WASHINGTON – Promoting Catholic social teaching to politicians at the White House and in Congress is like riding a teeter-totter: first up and then down. The direction depends on the issue being debated and the party in power.
But no matter the direction, as John Carr, executive director of the U.S. Conference of Catholic Bishops’ Department of Justice, Peace and Human Development, points out, the underlying principle guiding the Catholic legislative agenda in the 111th Congress remains unchanged: promoting human life and dignity.
“We’ve got a new administration and new Congress and the same principles,” Mr. Carr told Catholic News Service a few days after the inauguration of President Barack Obama. “We have new opportunities in some areas and new challenges in others.
“The key issue is not which party it helps or what the president’s approval rating is. It’s whether the poor gain,” he said.
Advocates such as Candy Hill, senior vice president for public policy and government affairs at Catholic Charities USA, are poised to take advantage of opportunities to discuss a broader social agenda, an area that took a back seat to the wars in Iraq and Afghanistan and homeland security concerns under President George W. Bush.
At the same time, explained Richard M. Doerflinger, associate director of the U.S. bishops’ Office of Pro-Life Activities, pro-life advocates face more significant challenges.

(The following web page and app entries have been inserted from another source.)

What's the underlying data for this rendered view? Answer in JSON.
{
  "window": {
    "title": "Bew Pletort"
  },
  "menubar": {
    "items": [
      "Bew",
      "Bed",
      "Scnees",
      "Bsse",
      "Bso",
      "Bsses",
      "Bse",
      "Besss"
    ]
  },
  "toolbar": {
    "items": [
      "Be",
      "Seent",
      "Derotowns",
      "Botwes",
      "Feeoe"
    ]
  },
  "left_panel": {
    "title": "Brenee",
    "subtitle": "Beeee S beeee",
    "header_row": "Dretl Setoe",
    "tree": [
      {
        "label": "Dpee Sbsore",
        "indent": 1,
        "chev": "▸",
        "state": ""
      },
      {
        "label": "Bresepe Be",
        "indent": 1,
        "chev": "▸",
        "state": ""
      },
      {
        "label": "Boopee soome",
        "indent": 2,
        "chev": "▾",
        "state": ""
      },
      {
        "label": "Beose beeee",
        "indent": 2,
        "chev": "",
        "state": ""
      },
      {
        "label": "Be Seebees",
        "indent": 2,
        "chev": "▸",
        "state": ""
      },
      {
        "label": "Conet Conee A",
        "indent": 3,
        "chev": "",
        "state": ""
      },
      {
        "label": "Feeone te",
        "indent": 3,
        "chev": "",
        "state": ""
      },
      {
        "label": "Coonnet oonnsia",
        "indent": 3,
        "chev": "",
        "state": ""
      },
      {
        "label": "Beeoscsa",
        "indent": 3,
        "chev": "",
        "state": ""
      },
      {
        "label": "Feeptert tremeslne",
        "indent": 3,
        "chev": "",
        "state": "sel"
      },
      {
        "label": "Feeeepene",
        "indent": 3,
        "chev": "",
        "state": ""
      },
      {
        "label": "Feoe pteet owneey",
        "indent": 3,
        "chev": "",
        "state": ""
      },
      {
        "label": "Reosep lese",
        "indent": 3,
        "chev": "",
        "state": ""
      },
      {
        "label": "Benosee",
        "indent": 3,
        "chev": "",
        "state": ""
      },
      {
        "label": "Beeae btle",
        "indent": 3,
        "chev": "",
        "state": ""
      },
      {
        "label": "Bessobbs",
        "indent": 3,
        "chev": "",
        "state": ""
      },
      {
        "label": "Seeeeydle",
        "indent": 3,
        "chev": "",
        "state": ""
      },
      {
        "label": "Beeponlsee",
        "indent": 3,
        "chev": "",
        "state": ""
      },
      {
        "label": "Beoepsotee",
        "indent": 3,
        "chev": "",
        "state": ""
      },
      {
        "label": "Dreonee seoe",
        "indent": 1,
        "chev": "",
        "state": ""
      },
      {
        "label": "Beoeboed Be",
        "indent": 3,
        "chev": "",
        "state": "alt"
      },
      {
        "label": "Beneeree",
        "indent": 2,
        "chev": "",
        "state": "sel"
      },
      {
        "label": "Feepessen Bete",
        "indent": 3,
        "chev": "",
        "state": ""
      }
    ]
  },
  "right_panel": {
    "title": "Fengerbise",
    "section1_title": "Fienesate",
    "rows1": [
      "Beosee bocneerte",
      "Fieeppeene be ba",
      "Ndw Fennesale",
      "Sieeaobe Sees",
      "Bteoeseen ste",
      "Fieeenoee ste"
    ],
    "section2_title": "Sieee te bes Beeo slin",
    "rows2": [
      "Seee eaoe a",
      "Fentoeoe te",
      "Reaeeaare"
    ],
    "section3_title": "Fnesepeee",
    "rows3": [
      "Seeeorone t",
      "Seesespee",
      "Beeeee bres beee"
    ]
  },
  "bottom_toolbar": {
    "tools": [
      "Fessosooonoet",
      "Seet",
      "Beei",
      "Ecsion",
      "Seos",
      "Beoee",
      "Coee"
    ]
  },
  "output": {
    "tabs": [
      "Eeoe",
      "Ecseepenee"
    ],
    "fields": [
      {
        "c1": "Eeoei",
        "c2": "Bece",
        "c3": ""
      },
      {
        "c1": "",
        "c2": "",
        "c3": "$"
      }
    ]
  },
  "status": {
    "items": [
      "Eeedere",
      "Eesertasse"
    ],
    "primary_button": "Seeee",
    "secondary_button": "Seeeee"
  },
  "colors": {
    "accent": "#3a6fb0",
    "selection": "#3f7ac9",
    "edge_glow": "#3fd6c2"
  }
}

Despite President Obama’s offer to seek common ground on abortion, these advocates realize he is not going to call for an end to abortion altogether.
The changing political landscape in Washington has forced Mr. Doerflinger to adopt a defensive posture to preserve existing laws that protect unborn children. Cardinal Justin Rigali of Philadelphia, chairman of the bishops’ Committee on Pro-Life Activities, in a Feb. 5 letter urged Congress to maintain all pro-life provisions in the appropriations bills that must be approved to keep government programs funded past March 5.

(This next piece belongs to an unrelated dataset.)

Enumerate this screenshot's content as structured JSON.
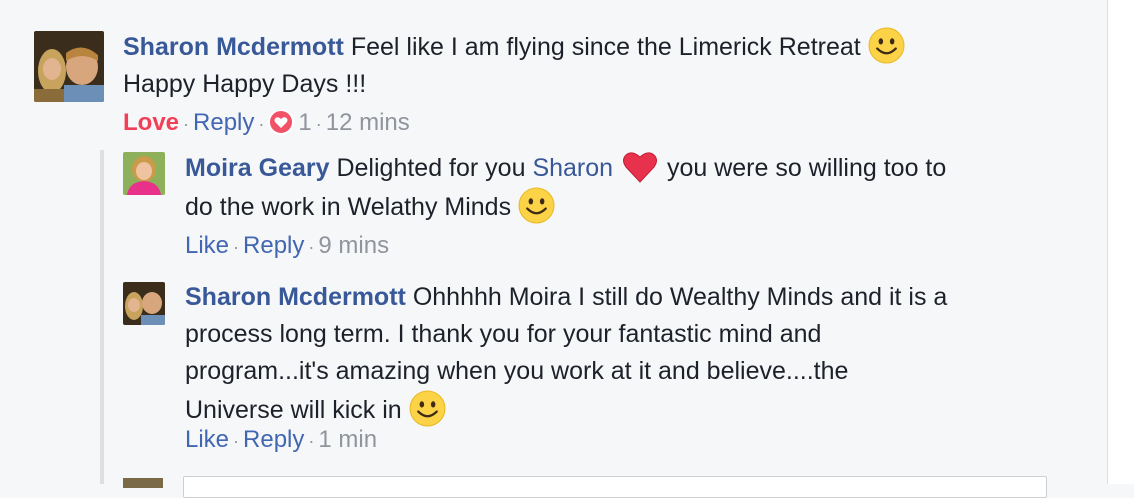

Mr. Doerflinger said the bishops also want to maintain the conscience rights of health care workers so they are not forced to participate in or refer women for abortion. Ensuring the survival of the Hyde amendment, which has banned the use of federal funds for abortion since 1976, is vital, he added.
In a step to help reduce abortions, the U.S. bishops are continuing their support of the Pregnant Women Support Act, which has been reintroduced in both houses of Congress. The act would fund health care services for pregnant women, decreasing the likelihood that they would choose abortion.

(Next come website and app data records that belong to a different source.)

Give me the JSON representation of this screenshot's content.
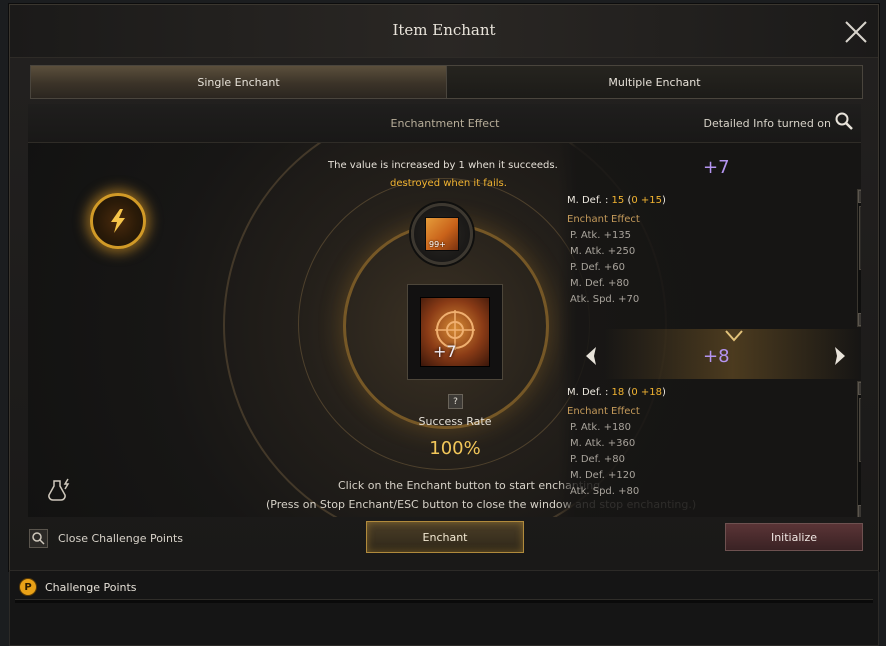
{
  "window": {
    "title": "Item Enchant"
  },
  "tabs": [
    {
      "label": "Single Enchant",
      "active": true
    },
    {
      "label": "Multiple Enchant",
      "active": false
    }
  ],
  "effect_header": {
    "title": "Enchantment Effect",
    "detail_info": "Detailed Info turned on"
  },
  "center": {
    "info_line1": "The value is increased by 1 when it succeeds.",
    "info_line2": "destroyed when it fails.",
    "scroll_count": "99+",
    "item_level": "+7",
    "help": "?",
    "success_label": "Success Rate",
    "success_value": "100%",
    "instruction1": "Click on the Enchant button to start enchanting.",
    "instruction2": "(Press on Stop Enchant/ESC button to close the window and stop enchanting.)"
  },
  "current": {
    "level": "+7",
    "main_label": "M. Def. : ",
    "main_value": "15",
    "main_open": " (",
    "main_base": "0",
    "main_bonus": " +15",
    "main_close": ")",
    "effect_title": "Enchant Effect",
    "effects": [
      "P. Atk. +135",
      "M. Atk. +250",
      "P. Def. +60",
      "M. Def. +80",
      "Atk. Spd. +70"
    ]
  },
  "next": {
    "level": "+8",
    "main_label": "M. Def. : ",
    "main_value": "18",
    "main_open": " (",
    "main_base": "0",
    "main_bonus": " +18",
    "main_close": ")",
    "effect_title": "Enchant Effect",
    "effects": [
      "P. Atk. +180",
      "M. Atk. +360",
      "P. Def. +80",
      "M. Def. +120",
      "Atk. Spd. +80"
    ]
  },
  "footer": {
    "close_cp_label": "Close Challenge Points",
    "enchant_label": "Enchant",
    "initialize_label": "Initialize"
  },
  "challenge_points": {
    "icon_letter": "P",
    "label": "Challenge Points"
  },
  "colors": {
    "gold": "#f2b431",
    "purple": "#b494f0",
    "stat_title": "#c49a5a"
  }
}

Meanwhile, looming ahead is the Freedom of Choice Act. Although not yet introduced, the act’s sponsors are waiting for the right moment to do so, Mr. Doerflinger said. The USCCB is spearheading a nationwide postcard campaign urging parishioners to ask their legislators to block the bill.
Beyond abortion, underlying the social agenda of Catholic agencies is the belief that the country’s budget is a moral issue and serves to emphasize where society’s values and priorities rest.
Given that understanding, long-standing issues such as health care reform to improve access to health services for all, funding of the National Housing Trust Fund to increase the inventory of affordable housing for families, climate change and the creation of “green” jobs are high on the priority list of the bishops, Catholic Charities and Network, a Catholic social justice lobby.
Mr. Carr warned, however, that getting the economy growing again remains a sticking point to passage of a broader social agenda.
Catholic advocates are hoping the economic stimulus package that was still being debated Feb. 6 in the Senate will address some of the church’s concerns, especially for the poor and vulnerable and the rising tide of unemployed people trying to cope in a recessionary economy.
In addition, Ms. Hill and her counterparts are calling for a boost in funding for the school nutrition and Women, Infants and Children programs, passage of the Healthy Families Act so companies provide paid sick leave for workers, and additional support for Medicaid and social service block grants.
“We have to admit as a nation that while safety-net programs are absolutely essential, merely expanding safety-net programs is not a solution to cutting or eliminating poverty,” Ms. Hill told CNS. “Only when we look at the needs of human beings – education, access to jobs that pay well, the opportunity to have assets – can we talk about a country where people are able to reach their full potential.”
President Obama’s Feb. 4 signing of the State Children’s Health Insurance Program is seen by advocates as a positive first step on the road toward greater attention to social needs. Of particular note in the new law are provisions extending health care coverage to legal immigrant children and legal immigrant pregnant women.
Such provisions signal to Kevin Appleby, director of immigration and refugee policy for the USCCB, that comprehensive immigration reform may be on the horizon. An immigration reform package that has been debated since the 9/11 disaster but never acted upon could be offered sooner rather than later if the economy shakes its doldrums, he said.